Moose Jaw’s stray animals may be in luck in the New Year
Moose Jaw Mayors seeks alternative animal rescue service
Article: Paige Kreutzwieser – Staff Writer
[dropcaps round=”no”]T[/dropcaps]he City of Moose Jaw and the Moose Jaw Humane Society (MJHS) have agreed to negotiate new contract terms in the near future.
In the meantime, the MJHS has agreed to continue providing pound-keeping services within the city for 90 days beginning Jan. 1, 2014.
This comes well after the contract between the two parties expired in 2012. The Humane Society and the city have since been working on a month-by-month basis.
The MJHS informed the city that they would terminate their services after Dec. 31, 2013 unless a better deal could be struck.
Cue the small town drama. Words between Moose Jaw’s City Manager, Matt Noble, and MJHS’s Finance Chair, Dave Field, became public through the Moose Jaw Times Herald and the help of the MJHS Facebook page.
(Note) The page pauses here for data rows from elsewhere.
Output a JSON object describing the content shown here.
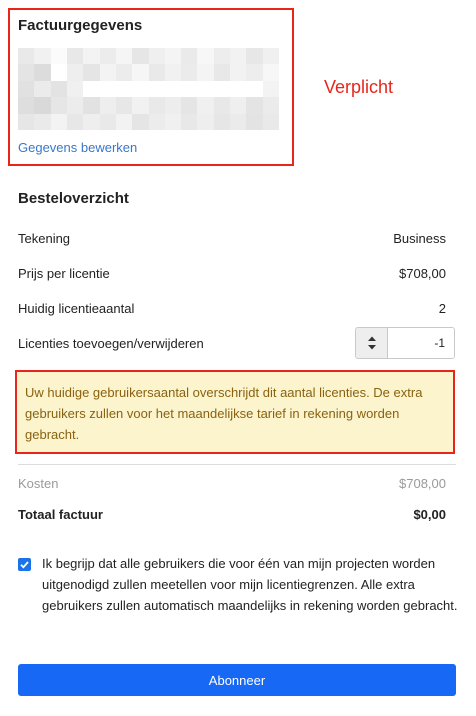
{
  "billing": {
    "title": "Factuurgegevens",
    "edit_link": "Gegevens bewerken",
    "required_note": "Verplicht"
  },
  "order": {
    "title": "Besteloverzicht",
    "rows": [
      {
        "label": "Tekening",
        "value": "Business"
      },
      {
        "label": "Prijs per licentie",
        "value": "$708,00"
      },
      {
        "label": "Huidig licentieaantal",
        "value": "2"
      }
    ],
    "adjust_label": "Licenties toevoegen/verwijderen",
    "adjust_value": "-1",
    "warning": "Uw huidige gebruikersaantal overschrijdt dit aantal licenties. De extra gebruikers zullen voor het maandelijkse tarief in rekening worden gebracht.",
    "cost_label": "Kosten",
    "cost_value": "$708,00",
    "total_label": "Totaal factuur",
    "total_value": "$0,00"
  },
  "consent": {
    "checked": true,
    "text": "Ik begrijp dat alle gebruikers die voor één van mijn projecten worden uitgenodigd zullen meetellen voor mijn licentiegrenzen. Alle extra gebruikers zullen automatisch maandelijks in rekening worden gebracht."
  },
  "subscribe_label": "Abonneer",
  "colors": {
    "annotation_red": "#e8251b",
    "link_blue": "#3a78c9",
    "button_blue": "#1769f5",
    "warning_bg": "#fcf4cd",
    "warning_text": "#8a6212"
  }
}
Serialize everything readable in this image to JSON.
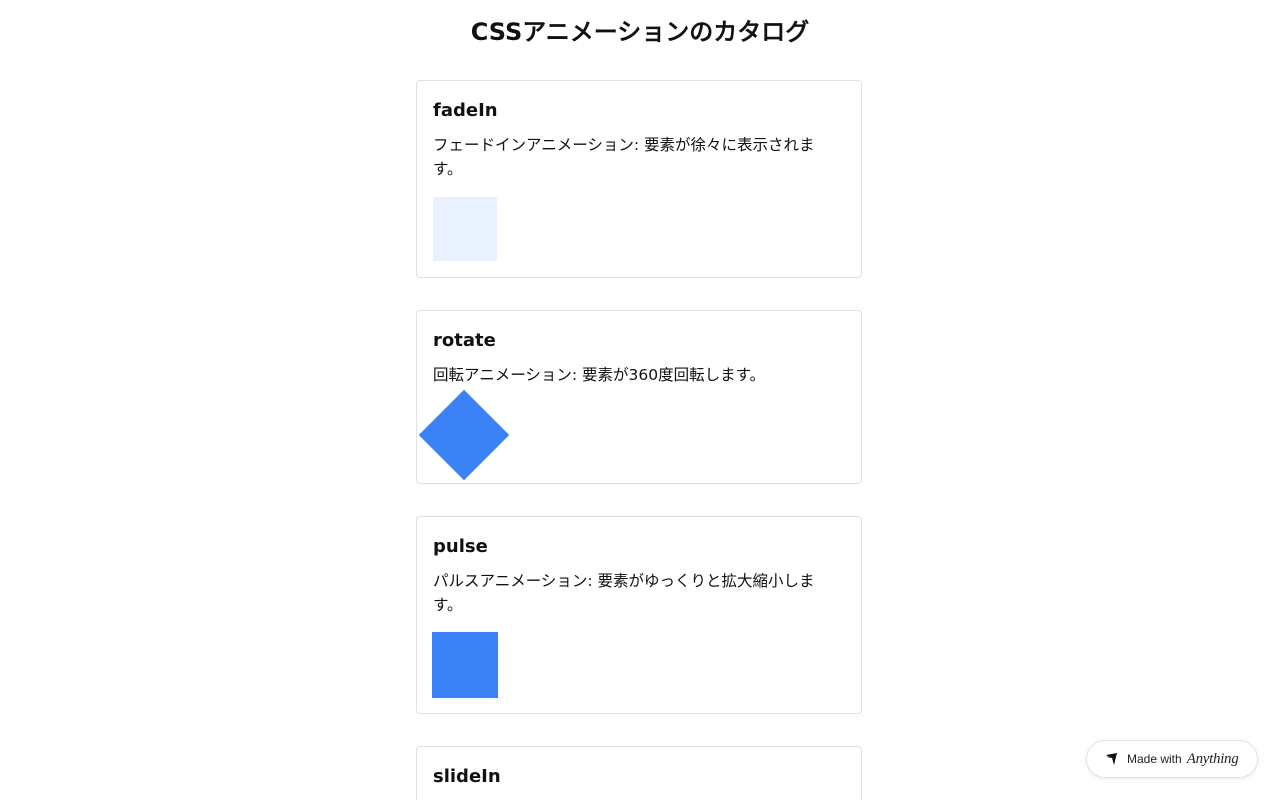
{
  "page": {
    "title": "CSSアニメーションのカタログ"
  },
  "colors": {
    "accent": "#3b82f6",
    "border": "#e0e0e0"
  },
  "cards": [
    {
      "name": "fadeIn",
      "description": "フェードインアニメーション: 要素が徐々に表示されます。",
      "demo": "faded-square",
      "opacity": 0.11
    },
    {
      "name": "rotate",
      "description": "回転アニメーション: 要素が360度回転します。",
      "demo": "rotated-square",
      "rotation_deg": 45
    },
    {
      "name": "pulse",
      "description": "パルスアニメーション: 要素がゆっくりと拡大縮小します。",
      "demo": "square"
    },
    {
      "name": "slideIn",
      "description": ""
    }
  ],
  "badge": {
    "prefix": "Made with",
    "brand": "Anything",
    "icon": "anything-logo-icon"
  }
}
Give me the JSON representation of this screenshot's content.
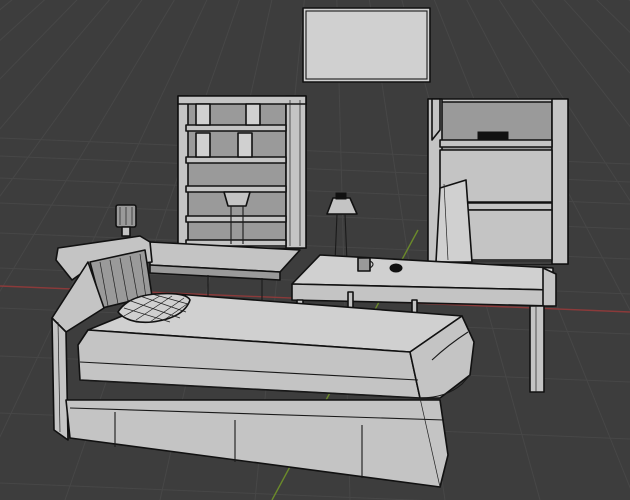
{
  "viewport": {
    "background": "#3d3d3d",
    "grid_color": "#474747",
    "axis_x_color": "#8b3a3a",
    "axis_y_color": "#6b8a2a",
    "mesh_color": "#c4c4c4",
    "wire_color": "#111111"
  },
  "scene_objects": [
    "wall-frame",
    "bookshelf-left",
    "bookshelf-right",
    "floor-lamp",
    "table-lamp",
    "side-table",
    "desk",
    "mug",
    "cup",
    "bed",
    "pillow"
  ]
}
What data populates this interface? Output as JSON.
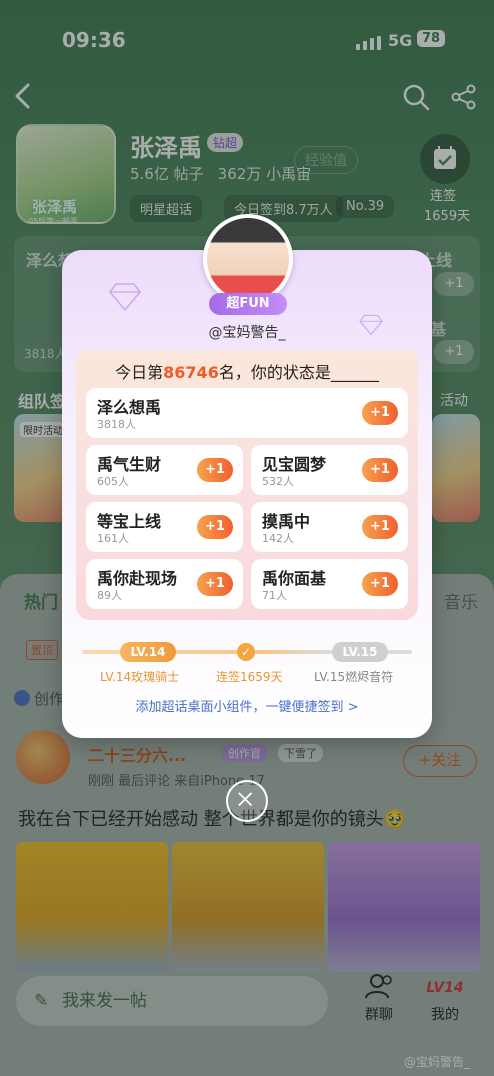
{
  "status_bar": {
    "time": "09:36",
    "network": "5G",
    "battery": "78"
  },
  "topic": {
    "name": "张泽禹",
    "tier_badge": "钻超",
    "avatar_caption": "张泽禹",
    "avatar_sub": "05后第一顿手",
    "exp_label": "经验值",
    "posts_count": "5.6亿",
    "posts_label": "帖子",
    "members_count": "362万",
    "members_label": "小禹宙",
    "tags": [
      "明星超话",
      "今日签到8.7万人",
      "No.39"
    ],
    "checkin_label": "连签",
    "checkin_days": "1659天"
  },
  "background": {
    "grid_items": [
      "泽么想禹",
      "等宝上线",
      "基"
    ],
    "grid_count": "3818人",
    "plus_label": "+1",
    "team_title": "组队签",
    "team_more": "活动",
    "team_card_tag": "限时活动"
  },
  "feed": {
    "tab_hot": "热门",
    "tab_music": "音乐",
    "top_tag": "置顶",
    "create_label": "创作",
    "post": {
      "username": "二十三分六...",
      "badge_creator": "创作官",
      "badge_snow": "下雪了",
      "follow_label": "+关注",
      "meta": "刚刚  最后评论  来自iPhone 17",
      "text": "我在台下已经开始感动 整个世界都是你的镜头🥹"
    },
    "compose_placeholder": "我来发一帖",
    "dock": {
      "group_chat": "群聊",
      "mine": "我的",
      "level_badge": "LV14"
    },
    "watermark": "@宝妈警告_"
  },
  "modal": {
    "badge": "超FUN",
    "username": "@宝妈警告_",
    "prompt_prefix": "今日第",
    "rank": "86746",
    "prompt_suffix": "名，你的状态是______",
    "options": [
      {
        "label": "泽么想禹",
        "count": "3818人"
      },
      {
        "label": "禹气生财",
        "count": "605人"
      },
      {
        "label": "见宝圆梦",
        "count": "532人"
      },
      {
        "label": "等宝上线",
        "count": "161人"
      },
      {
        "label": "摸禹中",
        "count": "142人"
      },
      {
        "label": "禹你赴现场",
        "count": "89人"
      },
      {
        "label": "禹你面基",
        "count": "71人"
      }
    ],
    "plus_label": "+1",
    "level_current": "LV.14",
    "level_next": "LV.15",
    "level_current_caption": "LV.14玫瑰骑士",
    "streak_caption": "连签1659天",
    "level_next_caption": "LV.15燃烬音符",
    "widget_link": "添加超话桌面小组件，一键便捷签到 >"
  },
  "colors": {
    "accent_orange": "#f1602f",
    "brand_green": "#3f7a52",
    "purple": "#a56ae8"
  }
}
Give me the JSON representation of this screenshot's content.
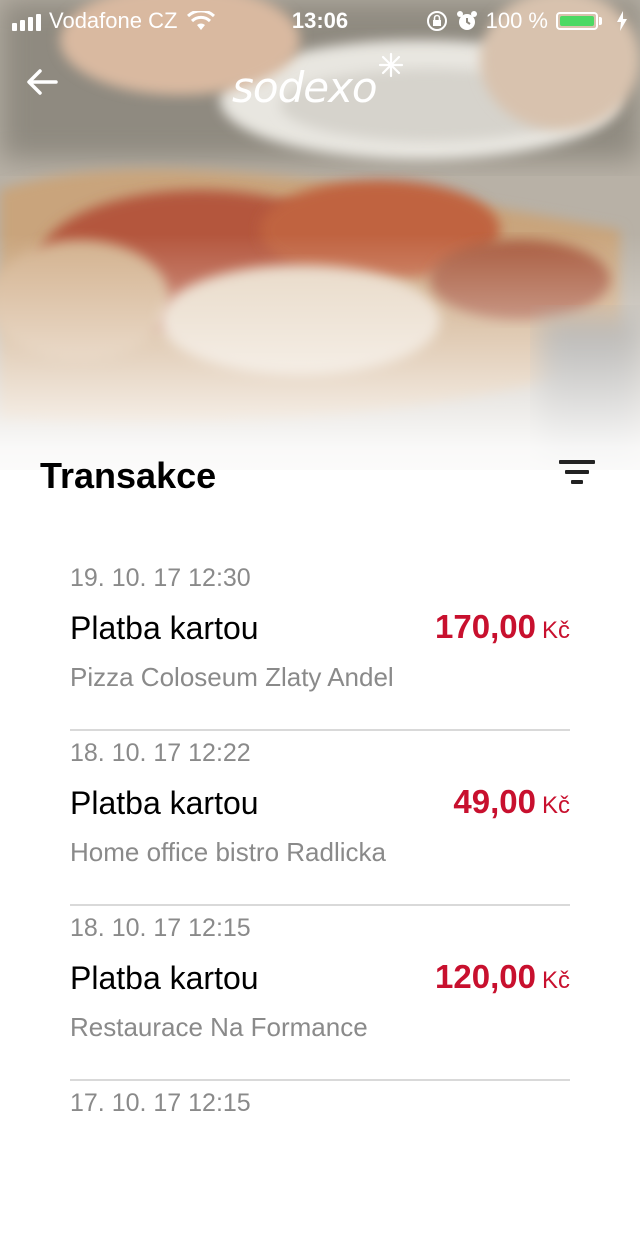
{
  "status_bar": {
    "carrier": "Vodafone CZ",
    "time": "13:06",
    "battery_text": "100 %",
    "battery_level": 1.0,
    "icons": [
      "signal-icon",
      "wifi-icon",
      "orientation-lock-icon",
      "alarm-icon",
      "battery-icon",
      "charging-bolt-icon"
    ]
  },
  "header": {
    "logo_text": "sodexo",
    "back_icon": "back-arrow-icon"
  },
  "page": {
    "title": "Transakce",
    "filter_icon": "filter-icon"
  },
  "transactions": [
    {
      "date": "19. 10. 17 12:30",
      "type": "Platba kartou",
      "amount": "170,00",
      "currency": "Kč",
      "merchant": "Pizza Coloseum Zlaty Andel"
    },
    {
      "date": "18. 10. 17 12:22",
      "type": "Platba kartou",
      "amount": "49,00",
      "currency": "Kč",
      "merchant": "Home office bistro Radlicka"
    },
    {
      "date": "18. 10. 17 12:15",
      "type": "Platba kartou",
      "amount": "120,00",
      "currency": "Kč",
      "merchant": "Restaurace Na Formance"
    },
    {
      "date": "17. 10. 17 12:15"
    }
  ],
  "colors": {
    "accent": "#c8102e",
    "secondary_text": "#8a8a8a",
    "battery_green": "#4cd964"
  }
}
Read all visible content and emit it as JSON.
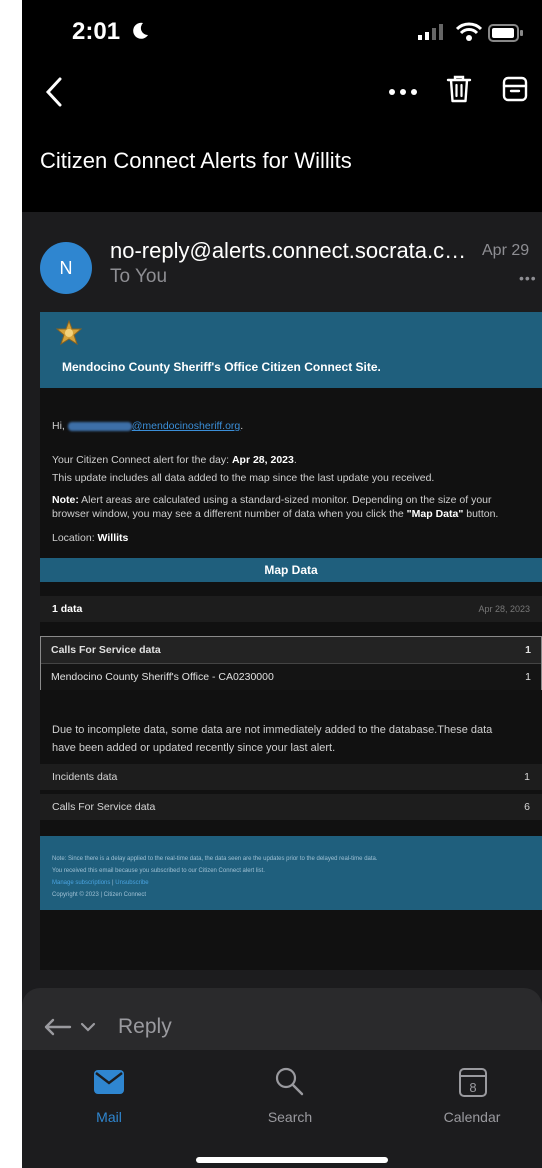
{
  "status": {
    "time": "2:01"
  },
  "email": {
    "subject": "Citizen Connect Alerts for Willits",
    "avatar_initial": "N",
    "from": "no-reply@alerts.connect.socrata.com",
    "to": "To You",
    "date": "Apr 29",
    "banner_title": "Mendocino County Sheriff's Office Citizen Connect Site.",
    "greeting_prefix": "Hi, ",
    "greeting_email_domain": "@mendocinosheriff.org",
    "alert_line_prefix": "Your Citizen Connect alert for the day: ",
    "alert_date": "Apr 28, 2023",
    "update_line": "This update includes all data added to the map since the last update you received.",
    "note_label": "Note:",
    "note_line1": " Alert areas are calculated using a standard-sized monitor. Depending on the size of your",
    "note_line2": "browser window, you may see a different number of data when you click the ",
    "note_button_ref": "\"Map Data\"",
    "note_line2_end": " button.",
    "location_label": "Location: ",
    "location_value": "Willits",
    "map_button": "Map Data",
    "summary": {
      "count": "1 data",
      "date": "Apr 28, 2023"
    },
    "table": [
      {
        "label": "Calls For Service data",
        "value": "1"
      },
      {
        "label": "Mendocino County Sheriff's Office - CA0230000",
        "value": "1"
      }
    ],
    "incomplete_line1": "Due to incomplete data, some data are not immediately added to the database.These data",
    "incomplete_line2": "have been added or updated recently since your last alert.",
    "updated": [
      {
        "label": "Incidents data",
        "value": "1"
      },
      {
        "label": "Calls For Service data",
        "value": "6"
      }
    ],
    "footer": {
      "line1": "Note: Since there is a delay applied to the real-time data, the data seen are the updates prior to the delayed real-time data.",
      "line2": "You received this email because you subscribed to our Citizen Connect alert list.",
      "manage": "Manage subscriptions",
      "sep": " | ",
      "unsubscribe": "Unsubscribe",
      "copyright": "Copyright © 2023 | Citizen Connect"
    }
  },
  "reply": {
    "label": "Reply"
  },
  "tabs": [
    {
      "label": "Mail"
    },
    {
      "label": "Search"
    },
    {
      "label": "Calendar",
      "badge": "8"
    }
  ],
  "colors": {
    "accent": "#2f86d0",
    "banner": "#1f5f7d"
  }
}
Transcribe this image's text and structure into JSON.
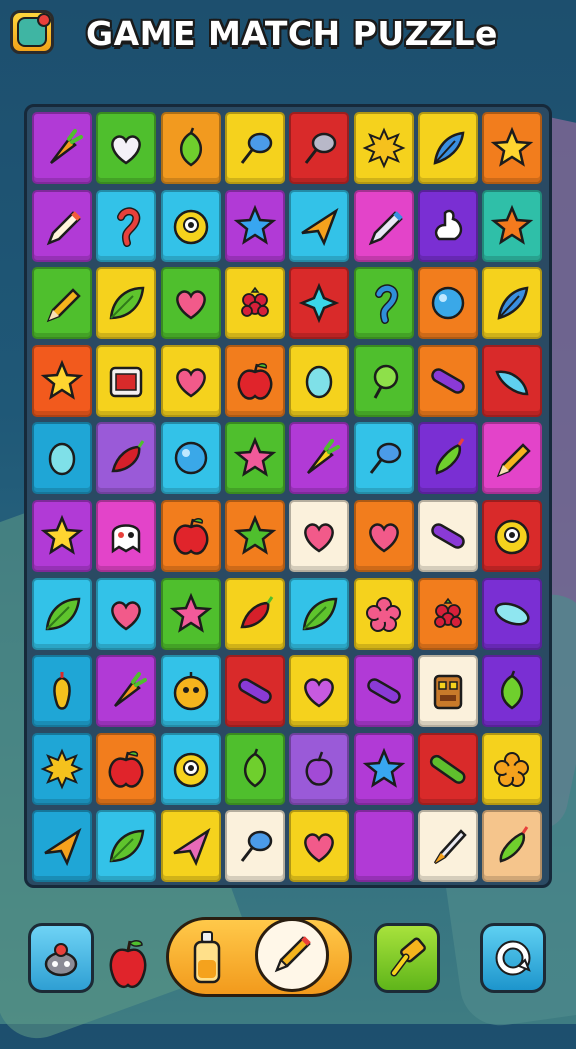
{
  "header": {
    "title": "GAME MATCH PUZZLe",
    "app_icon": "game-app-icon"
  },
  "board": {
    "rows": 10,
    "cols": 8,
    "tiles": [
      [
        {
          "bg": "#b13ad6",
          "icon": "carrot"
        },
        {
          "bg": "#4fbf2d",
          "icon": "heart-white"
        },
        {
          "bg": "#f29a1f",
          "icon": "lime"
        },
        {
          "bg": "#f5d21d",
          "icon": "balloon-blue"
        },
        {
          "bg": "#d92a2a",
          "icon": "lollipop-gray"
        },
        {
          "bg": "#f5d21d",
          "icon": "burst-yellow"
        },
        {
          "bg": "#f5d21d",
          "icon": "feather-blue"
        },
        {
          "bg": "#f27d1d",
          "icon": "star-yellow"
        }
      ],
      [
        {
          "bg": "#b13ad6",
          "icon": "pencil-white"
        },
        {
          "bg": "#33c2e8",
          "icon": "hook-red"
        },
        {
          "bg": "#33c2e8",
          "icon": "monster-yellow"
        },
        {
          "bg": "#b13ad6",
          "icon": "star-blue"
        },
        {
          "bg": "#33c2e8",
          "icon": "paper-plane"
        },
        {
          "bg": "#e344c9",
          "icon": "pencil-blue"
        },
        {
          "bg": "#7a2fd3",
          "icon": "blob-white"
        },
        {
          "bg": "#2fbfa8",
          "icon": "star-orange"
        }
      ],
      [
        {
          "bg": "#4fbf2d",
          "icon": "pencil-orange"
        },
        {
          "bg": "#f5d21d",
          "icon": "leaf-green"
        },
        {
          "bg": "#4fbf2d",
          "icon": "heart-pink"
        },
        {
          "bg": "#f5d21d",
          "icon": "raspberry"
        },
        {
          "bg": "#d92a2a",
          "icon": "star4-cyan"
        },
        {
          "bg": "#4fbf2d",
          "icon": "hook-blue"
        },
        {
          "bg": "#f27d1d",
          "icon": "orb-blue"
        },
        {
          "bg": "#f5d21d",
          "icon": "feather-blue"
        }
      ],
      [
        {
          "bg": "#f25a1d",
          "icon": "star-yellow"
        },
        {
          "bg": "#f5d21d",
          "icon": "tv-box"
        },
        {
          "bg": "#f5d21d",
          "icon": "heart-pink"
        },
        {
          "bg": "#f27d1d",
          "icon": "apple-red"
        },
        {
          "bg": "#f5d21d",
          "icon": "egg-cyan"
        },
        {
          "bg": "#4fbf2d",
          "icon": "lollipop-green"
        },
        {
          "bg": "#f27d1d",
          "icon": "pill-purple"
        },
        {
          "bg": "#d92a2a",
          "icon": "fish-cyan"
        }
      ],
      [
        {
          "bg": "#1fa6d6",
          "icon": "egg-cyan"
        },
        {
          "bg": "#9a5ad8",
          "icon": "chili-red"
        },
        {
          "bg": "#33c2e8",
          "icon": "orb-blue"
        },
        {
          "bg": "#4fbf2d",
          "icon": "star-pink"
        },
        {
          "bg": "#b13ad6",
          "icon": "carrot-yellow"
        },
        {
          "bg": "#33c2e8",
          "icon": "balloon-blue"
        },
        {
          "bg": "#7a2fd3",
          "icon": "pepper-green"
        },
        {
          "bg": "#e344c9",
          "icon": "pencil-orange"
        }
      ],
      [
        {
          "bg": "#b13ad6",
          "icon": "star-yellow"
        },
        {
          "bg": "#e344c9",
          "icon": "ghost-white"
        },
        {
          "bg": "#f27d1d",
          "icon": "apple-red"
        },
        {
          "bg": "#f27d1d",
          "icon": "star-green"
        },
        {
          "bg": "#fbf1dc",
          "icon": "heart-pink"
        },
        {
          "bg": "#f27d1d",
          "icon": "heart-pink"
        },
        {
          "bg": "#fbf1dc",
          "icon": "pill-purple"
        },
        {
          "bg": "#d92a2a",
          "icon": "monster-yellow"
        }
      ],
      [
        {
          "bg": "#33c2e8",
          "icon": "leaf-green"
        },
        {
          "bg": "#33c2e8",
          "icon": "heart-pink"
        },
        {
          "bg": "#4fbf2d",
          "icon": "star-pink"
        },
        {
          "bg": "#f5d21d",
          "icon": "chili-red"
        },
        {
          "bg": "#33c2e8",
          "icon": "leaf-green"
        },
        {
          "bg": "#f5d21d",
          "icon": "flower-pink"
        },
        {
          "bg": "#f27d1d",
          "icon": "raspberry"
        },
        {
          "bg": "#7a2fd3",
          "icon": "pill-cyan"
        }
      ],
      [
        {
          "bg": "#1fa6d6",
          "icon": "pepper-yellow"
        },
        {
          "bg": "#b13ad6",
          "icon": "carrot"
        },
        {
          "bg": "#33c2e8",
          "icon": "monster-orange"
        },
        {
          "bg": "#d92a2a",
          "icon": "pill-purple"
        },
        {
          "bg": "#f5d21d",
          "icon": "heart-purple"
        },
        {
          "bg": "#b13ad6",
          "icon": "pill-purple"
        },
        {
          "bg": "#fbf1dc",
          "icon": "totem"
        },
        {
          "bg": "#7a2fd3",
          "icon": "lime"
        }
      ],
      [
        {
          "bg": "#1fa6d6",
          "icon": "burst-yellow"
        },
        {
          "bg": "#f27d1d",
          "icon": "apple-red"
        },
        {
          "bg": "#33c2e8",
          "icon": "monster-yellow"
        },
        {
          "bg": "#4fbf2d",
          "icon": "lime"
        },
        {
          "bg": "#9a5ad8",
          "icon": "grape"
        },
        {
          "bg": "#b13ad6",
          "icon": "star-blue"
        },
        {
          "bg": "#d92a2a",
          "icon": "cucumber"
        },
        {
          "bg": "#f5d21d",
          "icon": "flower-orange"
        }
      ],
      [
        {
          "bg": "#1fa6d6",
          "icon": "paper-plane"
        },
        {
          "bg": "#33c2e8",
          "icon": "leaf-green"
        },
        {
          "bg": "#f5d21d",
          "icon": "paper-plane-pink"
        },
        {
          "bg": "#fbf1dc",
          "icon": "balloon-blue"
        },
        {
          "bg": "#f5d21d",
          "icon": "heart-pink"
        },
        {
          "bg": "#b13ad6",
          "icon": "empty"
        },
        {
          "bg": "#fbf1dc",
          "icon": "pen"
        },
        {
          "bg": "#f5c58c",
          "icon": "pepper-green"
        }
      ]
    ]
  },
  "bottom_bar": {
    "left_button_icon": "bomb-icon",
    "apple_icon": "apple-icon",
    "bottle_icon": "bottle-icon",
    "pencil_icon": "pencil-icon",
    "hammer_icon": "hammer-icon",
    "refresh_icon": "refresh-icon"
  }
}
It was fueled by the operating numbers that the MJHS was provided to city – increasing the cost to nearly three times the amount to $386,053.
In an article from the Moose Jaw Times Herald back in September, president of the MJHS board John LaBuick said this amount was what would be required to offer pound-keeping services in the city without profit.
The city administration proposed a $200,000 deal after running its own numbers.
What caused the biggest uproar amongst Moose Javians was the information exposed that if the city chose to go with a private business instead, the five-day holding bylaw would be in effect. According to the bylaw, animals not rescued within the five-day holding period would be euthanized.
However, Mayor Deb Higgins reassured citizens of Moose Jaw that the city would look to other organizations to fulfill the role the MJHS provides.
“I know people are upset about the five-day bylaw, but that doesn’t mean the automatic next step will be to put the animal down,” said Higgins in a Times Herald article on Dec 18.
Noble also spoke to the Times Herald and said that seeking alternative rescue services would trump euthanasia.
Field disagreed with the city’s suggestion towards private businesses. “They’re just going to go out and capture the animal and take it to a holding area somewhere, and after five days, they’re going to take that animal and dispose of it,” he told the Times Herald.
A peaceful rally on Dec. 20 was held outside Moose Jaw City Hall to protest the termination of the contract. Dozens of citizens from the city gathered to support the MJHS and to request more transparency of the issue.
“It’s really important to us. We want clarity,” said Shawna Bonnett, one of the rally’s organizers, to the Times Herald.
Much has calmed down between the two parties as of the New Year. The MJHS has extended their services from a period of Jan. 1 to March 31 to give the animals the services they require and to allow a negotiating period to take place between the humane society and the city.
This extension came when the city’s executive committee voted unanimously in support of extending the MJHS’s pound-keeping contract to allow negotiations to continue.
[button style=”e.g. solid, border” size=”e.g. small, medium, big” link=”” target=””]Image: Emily Wright[/button]